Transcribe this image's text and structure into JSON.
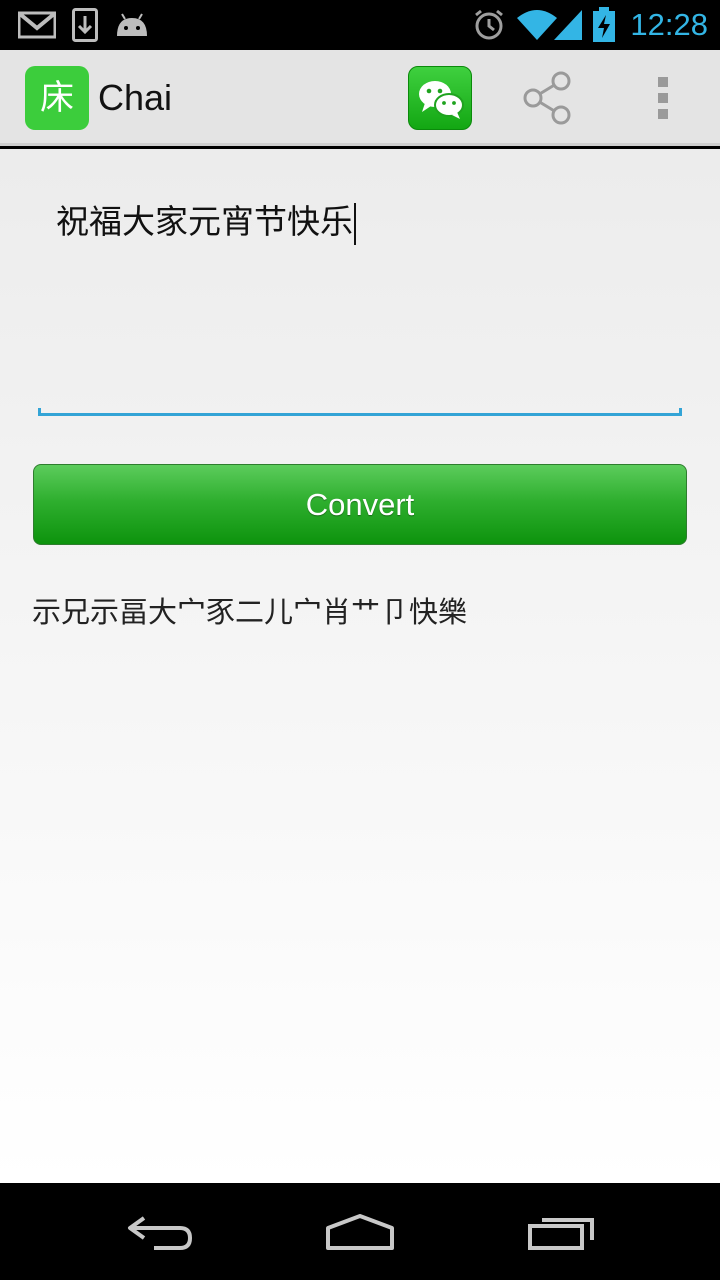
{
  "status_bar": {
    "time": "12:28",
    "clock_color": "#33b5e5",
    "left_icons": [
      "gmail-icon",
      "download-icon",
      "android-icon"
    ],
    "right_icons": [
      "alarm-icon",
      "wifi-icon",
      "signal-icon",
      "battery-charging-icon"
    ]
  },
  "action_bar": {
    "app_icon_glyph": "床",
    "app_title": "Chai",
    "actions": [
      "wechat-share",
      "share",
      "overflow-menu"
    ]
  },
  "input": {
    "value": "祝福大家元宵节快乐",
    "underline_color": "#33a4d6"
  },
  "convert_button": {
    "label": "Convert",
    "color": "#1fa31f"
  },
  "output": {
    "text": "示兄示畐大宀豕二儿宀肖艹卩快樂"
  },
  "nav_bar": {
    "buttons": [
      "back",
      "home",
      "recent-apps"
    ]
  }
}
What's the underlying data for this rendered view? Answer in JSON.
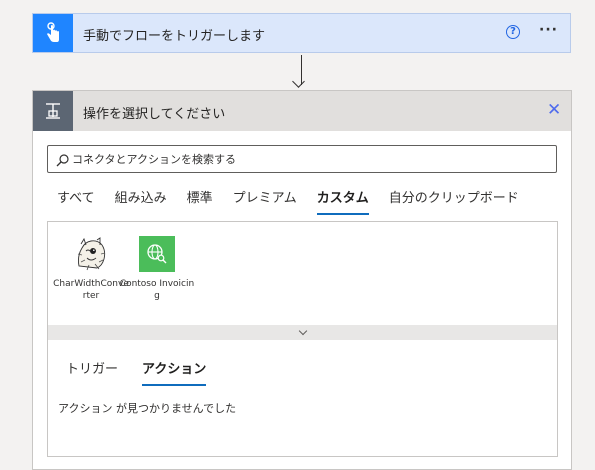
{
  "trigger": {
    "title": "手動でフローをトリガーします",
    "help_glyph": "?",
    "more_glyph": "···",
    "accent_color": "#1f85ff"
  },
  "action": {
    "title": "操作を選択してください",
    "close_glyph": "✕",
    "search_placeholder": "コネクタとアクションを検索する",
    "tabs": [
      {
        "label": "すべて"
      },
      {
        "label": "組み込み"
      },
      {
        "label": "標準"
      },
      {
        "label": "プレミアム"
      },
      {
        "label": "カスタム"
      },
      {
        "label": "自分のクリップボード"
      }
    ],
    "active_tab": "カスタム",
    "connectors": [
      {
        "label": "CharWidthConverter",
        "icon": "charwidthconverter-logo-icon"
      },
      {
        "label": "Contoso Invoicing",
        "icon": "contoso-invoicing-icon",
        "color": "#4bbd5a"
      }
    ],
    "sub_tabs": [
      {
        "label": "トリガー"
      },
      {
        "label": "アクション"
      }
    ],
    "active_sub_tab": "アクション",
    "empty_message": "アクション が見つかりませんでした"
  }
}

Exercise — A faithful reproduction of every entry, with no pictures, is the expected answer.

Reply to the task —
Transcribe this image's text and structure into JSON.
{
  "status_bar": {
    "time": "12:28",
    "clock_color": "#33b5e5",
    "left_icons": [
      "gmail-icon",
      "download-icon",
      "android-icon"
    ],
    "right_icons": [
      "alarm-icon",
      "wifi-icon",
      "signal-icon",
      "battery-charging-icon"
    ]
  },
  "action_bar": {
    "app_icon_glyph": "床",
    "app_title": "Chai",
    "actions": [
      "wechat-share",
      "share",
      "overflow-menu"
    ]
  },
  "input": {
    "value": "祝福大家元宵节快乐",
    "underline_color": "#33a4d6"
  },
  "convert_button": {
    "label": "Convert",
    "color": "#1fa31f"
  },
  "output": {
    "text": "示兄示畐大宀豕二儿宀肖艹卩快樂"
  },
  "nav_bar": {
    "buttons": [
      "back",
      "home",
      "recent-apps"
    ]
  }
}
What's the underlying data for this rendered view? Answer in JSON.
{
  "trigger": {
    "title": "手動でフローをトリガーします",
    "help_glyph": "?",
    "more_glyph": "···",
    "accent_color": "#1f85ff"
  },
  "action": {
    "title": "操作を選択してください",
    "close_glyph": "✕",
    "search_placeholder": "コネクタとアクションを検索する",
    "tabs": [
      {
        "label": "すべて"
      },
      {
        "label": "組み込み"
      },
      {
        "label": "標準"
      },
      {
        "label": "プレミアム"
      },
      {
        "label": "カスタム"
      },
      {
        "label": "自分のクリップボード"
      }
    ],
    "active_tab": "カスタム",
    "connectors": [
      {
        "label": "CharWidthConverter",
        "icon": "charwidthconverter-logo-icon"
      },
      {
        "label": "Contoso Invoicing",
        "icon": "contoso-invoicing-icon",
        "color": "#4bbd5a"
      }
    ],
    "sub_tabs": [
      {
        "label": "トリガー"
      },
      {
        "label": "アクション"
      }
    ],
    "active_sub_tab": "アクション",
    "empty_message": "アクション が見つかりませんでした"
  }
}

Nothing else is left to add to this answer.